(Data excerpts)
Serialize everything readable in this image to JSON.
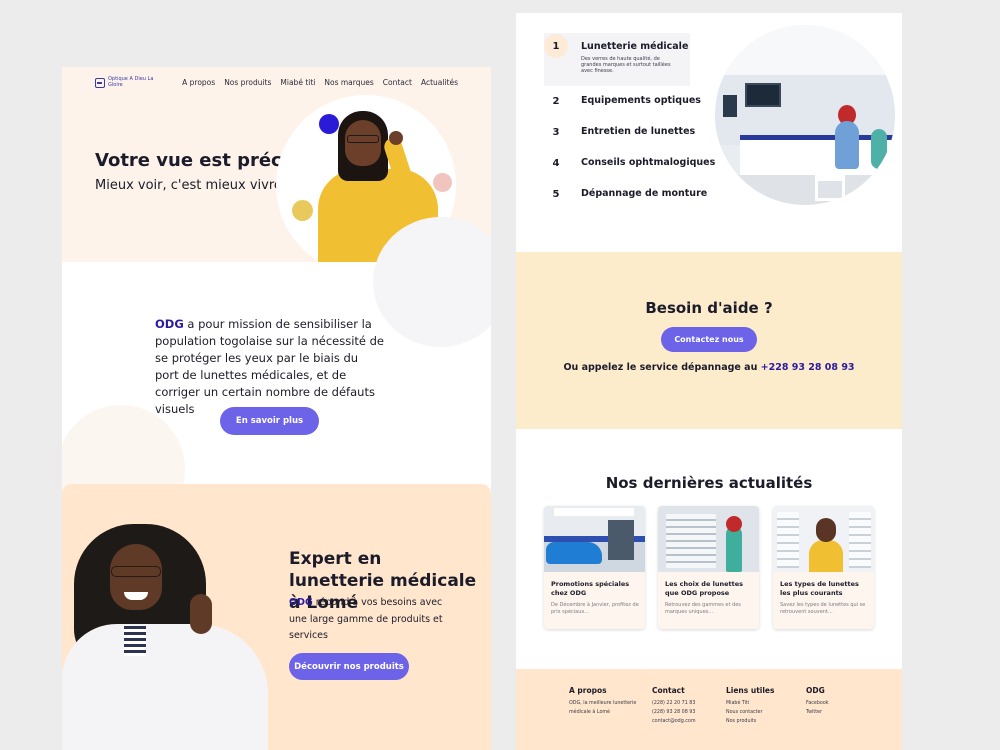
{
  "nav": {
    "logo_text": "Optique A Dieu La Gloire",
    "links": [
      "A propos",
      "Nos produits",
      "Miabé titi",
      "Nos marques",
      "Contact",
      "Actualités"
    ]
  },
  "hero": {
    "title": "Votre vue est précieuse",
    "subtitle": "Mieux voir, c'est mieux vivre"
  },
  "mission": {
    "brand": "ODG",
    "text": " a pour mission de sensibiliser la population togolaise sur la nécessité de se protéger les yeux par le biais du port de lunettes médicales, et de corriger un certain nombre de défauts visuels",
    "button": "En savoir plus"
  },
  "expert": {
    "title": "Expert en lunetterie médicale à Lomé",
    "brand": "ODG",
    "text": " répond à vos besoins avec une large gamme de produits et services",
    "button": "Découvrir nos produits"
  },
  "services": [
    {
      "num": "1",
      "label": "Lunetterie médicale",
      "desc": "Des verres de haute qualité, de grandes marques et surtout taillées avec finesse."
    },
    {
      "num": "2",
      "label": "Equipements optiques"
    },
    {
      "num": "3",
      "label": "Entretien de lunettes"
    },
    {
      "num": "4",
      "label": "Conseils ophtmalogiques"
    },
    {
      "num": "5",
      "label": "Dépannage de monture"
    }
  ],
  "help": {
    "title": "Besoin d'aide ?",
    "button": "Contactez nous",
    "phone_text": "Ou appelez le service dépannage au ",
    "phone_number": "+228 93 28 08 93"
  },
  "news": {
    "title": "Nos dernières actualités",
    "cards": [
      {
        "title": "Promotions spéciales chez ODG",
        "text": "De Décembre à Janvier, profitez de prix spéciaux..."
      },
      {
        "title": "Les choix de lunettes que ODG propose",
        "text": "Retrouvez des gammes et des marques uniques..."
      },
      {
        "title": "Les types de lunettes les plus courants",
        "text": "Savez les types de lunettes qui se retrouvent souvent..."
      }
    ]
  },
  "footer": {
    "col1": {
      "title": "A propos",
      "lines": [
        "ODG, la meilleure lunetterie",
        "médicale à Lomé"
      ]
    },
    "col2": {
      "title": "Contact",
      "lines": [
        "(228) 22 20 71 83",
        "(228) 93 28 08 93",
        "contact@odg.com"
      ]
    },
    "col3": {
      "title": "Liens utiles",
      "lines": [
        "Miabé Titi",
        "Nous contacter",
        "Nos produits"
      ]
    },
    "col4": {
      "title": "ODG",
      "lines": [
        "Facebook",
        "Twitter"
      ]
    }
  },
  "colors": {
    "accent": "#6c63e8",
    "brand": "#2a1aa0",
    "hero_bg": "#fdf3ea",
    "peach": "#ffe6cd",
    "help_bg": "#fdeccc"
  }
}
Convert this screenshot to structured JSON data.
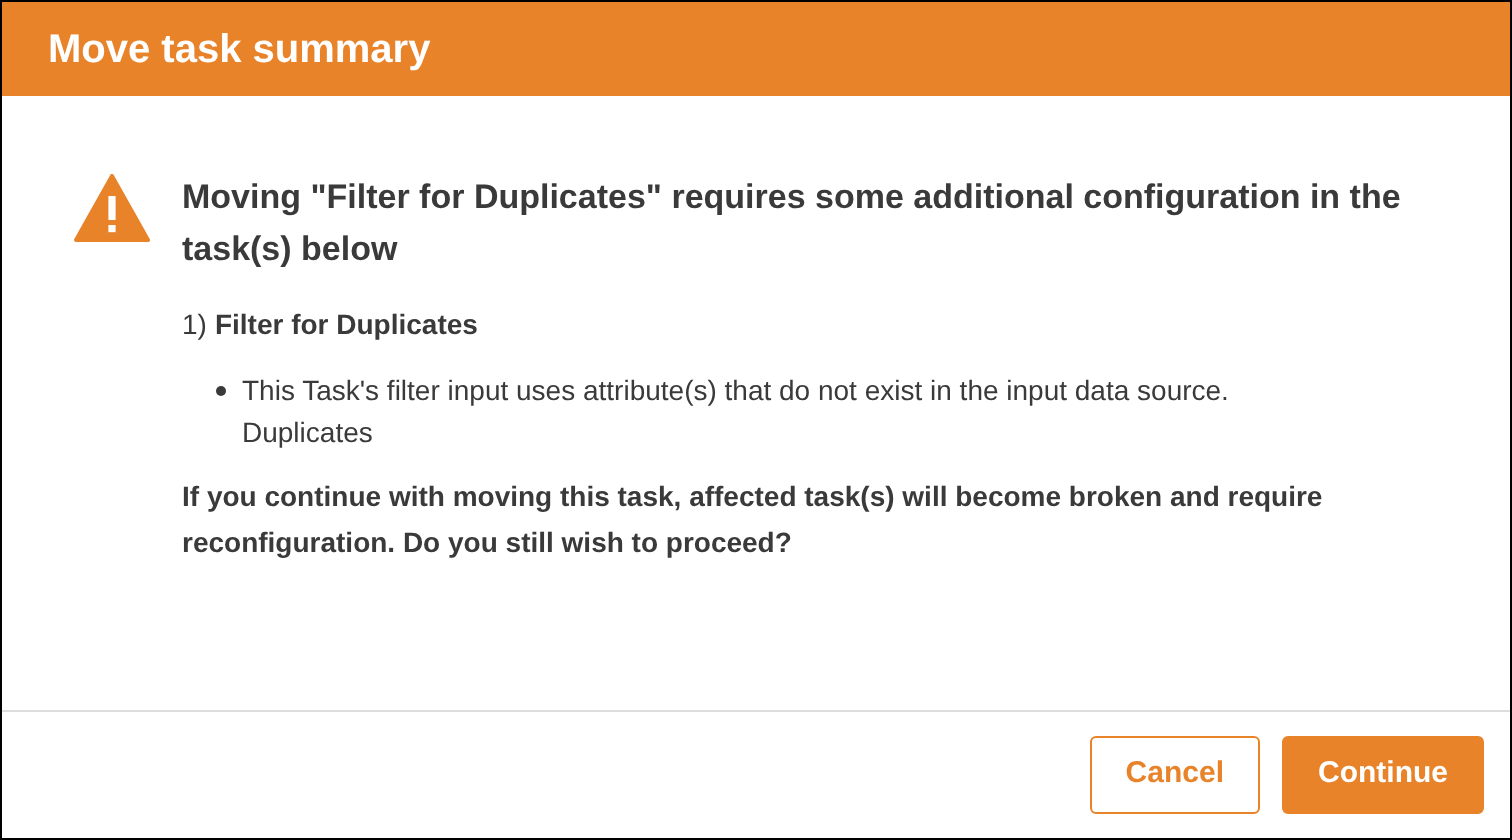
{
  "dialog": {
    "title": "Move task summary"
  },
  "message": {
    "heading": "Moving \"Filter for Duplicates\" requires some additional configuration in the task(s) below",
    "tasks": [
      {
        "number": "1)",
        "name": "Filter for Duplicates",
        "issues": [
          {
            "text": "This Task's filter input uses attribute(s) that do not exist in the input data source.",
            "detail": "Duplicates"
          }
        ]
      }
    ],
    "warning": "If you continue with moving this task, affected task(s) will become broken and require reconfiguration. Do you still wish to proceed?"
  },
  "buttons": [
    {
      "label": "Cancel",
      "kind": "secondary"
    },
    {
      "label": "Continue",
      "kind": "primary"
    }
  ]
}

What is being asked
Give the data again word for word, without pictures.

Answer to the exercise
Serialize everything readable in this image to JSON.
{
  "nav": {
    "logo_text": "Optique A Dieu La Gloire",
    "links": [
      "A propos",
      "Nos produits",
      "Miabé titi",
      "Nos marques",
      "Contact",
      "Actualités"
    ]
  },
  "hero": {
    "title": "Votre vue est précieuse",
    "subtitle": "Mieux voir, c'est mieux vivre"
  },
  "mission": {
    "brand": "ODG",
    "text": " a pour mission de sensibiliser la population togolaise sur la nécessité de se protéger les yeux par le biais du port de lunettes médicales, et de corriger un certain nombre de défauts visuels",
    "button": "En savoir plus"
  },
  "expert": {
    "title": "Expert en lunetterie médicale à Lomé",
    "brand": "ODG",
    "text": " répond à vos besoins avec une large gamme de produits et services",
    "button": "Découvrir nos produits"
  },
  "services": [
    {
      "num": "1",
      "label": "Lunetterie médicale",
      "desc": "Des verres de haute qualité, de grandes marques et surtout taillées avec finesse."
    },
    {
      "num": "2",
      "label": "Equipements optiques"
    },
    {
      "num": "3",
      "label": "Entretien de lunettes"
    },
    {
      "num": "4",
      "label": "Conseils ophtmalogiques"
    },
    {
      "num": "5",
      "label": "Dépannage de monture"
    }
  ],
  "help": {
    "title": "Besoin d'aide ?",
    "button": "Contactez nous",
    "phone_text": "Ou appelez le service dépannage au ",
    "phone_number": "+228 93 28 08 93"
  },
  "news": {
    "title": "Nos dernières actualités",
    "cards": [
      {
        "title": "Promotions spéciales chez ODG",
        "text": "De Décembre à Janvier, profitez de prix spéciaux..."
      },
      {
        "title": "Les choix de lunettes que ODG propose",
        "text": "Retrouvez des gammes et des marques uniques..."
      },
      {
        "title": "Les types de lunettes les plus courants",
        "text": "Savez les types de lunettes qui se retrouvent souvent..."
      }
    ]
  },
  "footer": {
    "col1": {
      "title": "A propos",
      "lines": [
        "ODG, la meilleure lunetterie",
        "médicale à Lomé"
      ]
    },
    "col2": {
      "title": "Contact",
      "lines": [
        "(228) 22 20 71 83",
        "(228) 93 28 08 93",
        "contact@odg.com"
      ]
    },
    "col3": {
      "title": "Liens utiles",
      "lines": [
        "Miabé Titi",
        "Nous contacter",
        "Nos produits"
      ]
    },
    "col4": {
      "title": "ODG",
      "lines": [
        "Facebook",
        "Twitter"
      ]
    }
  },
  "colors": {
    "accent": "#6c63e8",
    "brand": "#2a1aa0",
    "hero_bg": "#fdf3ea",
    "peach": "#ffe6cd",
    "help_bg": "#fdeccc"
  }
}
Convert this screenshot to structured JSON data.
{
  "dialog": {
    "title": "Move task summary"
  },
  "message": {
    "heading": "Moving \"Filter for Duplicates\" requires some additional configuration in the task(s) below",
    "tasks": [
      {
        "number": "1)",
        "name": "Filter for Duplicates",
        "issues": [
          {
            "text": "This Task's filter input uses attribute(s) that do not exist in the input data source.",
            "detail": "Duplicates"
          }
        ]
      }
    ],
    "warning": "If you continue with moving this task, affected task(s) will become broken and require reconfiguration. Do you still wish to proceed?"
  },
  "buttons": [
    {
      "label": "Cancel",
      "kind": "secondary"
    },
    {
      "label": "Continue",
      "kind": "primary"
    }
  ]
}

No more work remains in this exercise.